January’s goulash


Each of these January images lacked a posting of its own and so is assembled here.

Hooded Mergansers show their interest in each other, even at this time of year, by raising their crests and displaying. These two pictures were taken ten seconds apart. First the male (left) displayed, and then the female responded. 

A thorn-covered bush sits beside a creek in the morning. Steam fog, which formed over the creek, has drifted against the branches and lightly touched them with rime. In addition, the resulting high vapour pressure has prompted the growth of hoar frost.

A white-tailed doe stands in a field with her fawn. These deer have difficulty distinguishing stationary things. Once alerted, they stare, listen, and wonder if there really is a threat. They are both waiting to see motion before deciding to bolt.

The red of a House Finch is a result of the carotenoids it eats during its moult. Females prefer to mate with the reddest of the males.

The side of this snow-covered slope is furrowed. During the day, melt water drains to the bottom of the snow pack and runs down the slope. Following similar paths, the flow causes the snow above it to sink locally and so sculpts the hillside with tracks.

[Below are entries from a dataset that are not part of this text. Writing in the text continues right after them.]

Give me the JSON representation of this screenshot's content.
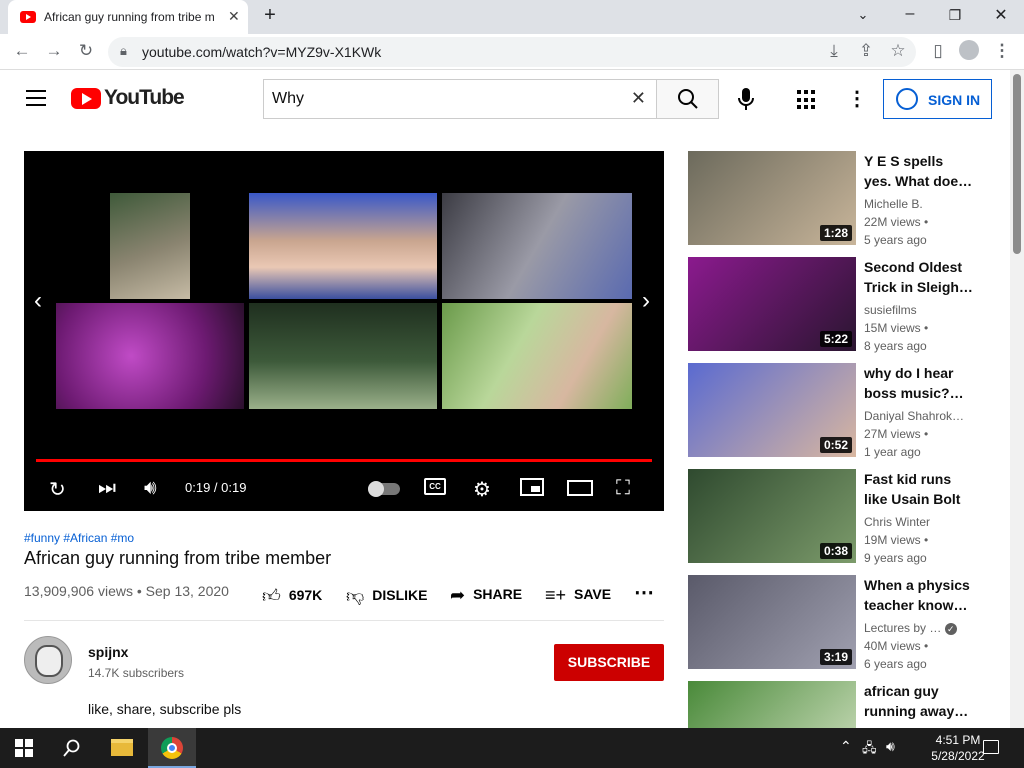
{
  "browser": {
    "tab_title": "African guy running from tribe m",
    "url": "youtube.com/watch?v=MYZ9v-X1KWk"
  },
  "header": {
    "logo_text": "YouTube",
    "search_query": "Why",
    "sign_in_label": "SIGN IN"
  },
  "player": {
    "time": "0:19 / 0:19",
    "progress_fraction": 1.0
  },
  "video": {
    "tags": "#funny #African #mo",
    "title": "African guy running from tribe member",
    "meta": "13,909,906 views • Sep 13, 2020",
    "like_label": "697K",
    "dislike_label": "DISLIKE",
    "share_label": "SHARE",
    "save_label": "SAVE"
  },
  "channel": {
    "name": "spijnx",
    "subscribers": "14.7K subscribers",
    "subscribe_label": "SUBSCRIBE",
    "description": "like, share, subscribe pls"
  },
  "related": [
    {
      "title1": "Y E S spells",
      "title2": "yes. What doe…",
      "channel": "Michelle B.",
      "views": "22M views •",
      "age": "5 years ago",
      "duration": "1:28",
      "colors": [
        "#6c6a5c",
        "#c8b59a"
      ]
    },
    {
      "title1": "Second Oldest",
      "title2": "Trick in Sleigh…",
      "channel": "susiefilms",
      "views": "15M views •",
      "age": "8 years ago",
      "duration": "5:22",
      "colors": [
        "#8b1a8e",
        "#2a1530"
      ]
    },
    {
      "title1": "why do I hear",
      "title2": "boss music?…",
      "channel": "Daniyal Shahrok…",
      "views": "27M views •",
      "age": "1 year ago",
      "duration": "0:52",
      "colors": [
        "#5a6ad0",
        "#d9b7a0"
      ]
    },
    {
      "title1": "Fast kid runs",
      "title2": "like Usain Bolt",
      "channel": "Chris Winter",
      "views": "19M views •",
      "age": "9 years ago",
      "duration": "0:38",
      "colors": [
        "#2f4a2f",
        "#7c9b6b"
      ]
    },
    {
      "title1": "When a physics",
      "title2": "teacher know…",
      "channel": "Lectures by …",
      "views": "40M views •",
      "age": "6 years ago",
      "duration": "3:19",
      "colors": [
        "#5a5a6a",
        "#a0a0b0"
      ]
    },
    {
      "title1": "african guy",
      "title2": "running away…",
      "channel": "",
      "views": "",
      "age": "",
      "duration": "",
      "colors": [
        "#4a8a3a",
        "#d0e0c0"
      ]
    }
  ],
  "taskbar": {
    "time": "4:51 PM",
    "date": "5/28/2022"
  },
  "icons": {
    "accent": "#065fd4",
    "brand": "#ff0000"
  }
}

A male Pine Siskin dives.


This entry was posted in birds, mammals, weather. Bookmark the permalink.

10 Responses to January’s goulash

  1. birthe says:

    Alistair, your photos continue to amaze me. Thank you

  2. Allan Hobden says:

    A good way to start my day..thx.

  3. nancy rosenblum says:

    thanks for the beauty and the knowledge

  4. Those snow furrows had us scratching our heads while nordic skiing up at Paulson. Thanks for the lucid explanation.

  5. Esther Johnson says:

    you’re so diverse and it is very interesting and entertaing the way you capture different scenes.

  6. Karen Pidcock says:

    Enjoyed all the goulash but wtdoe & pine siskin…missing, & wondering why?

  7. Karen Pidcock says:

    Finally both appeared, thanks for the beauties!

  8. Trevor Goward says:

    Hi Alistair

    That last is one spectacular dive!

    If the male House Finch consumes carotenoids to increase its mating success, I wonder if Pine Siskins consumes sunshine…

    Take care


  9. Lyn Baldwin says:

    Oooh. The pine siskin’s dive had me exclaiming aloud. Thank you for sharing.

  10. Sarah Currie says:

    Hi Alistair,
    I’m the one that emailed regarding the ornithologist volume of Emily Dickinson poems.

    re: Pine Siskin — truly, hope is a thing with wings

    Thank you for such beauty to conclude this day!

Comments are closed.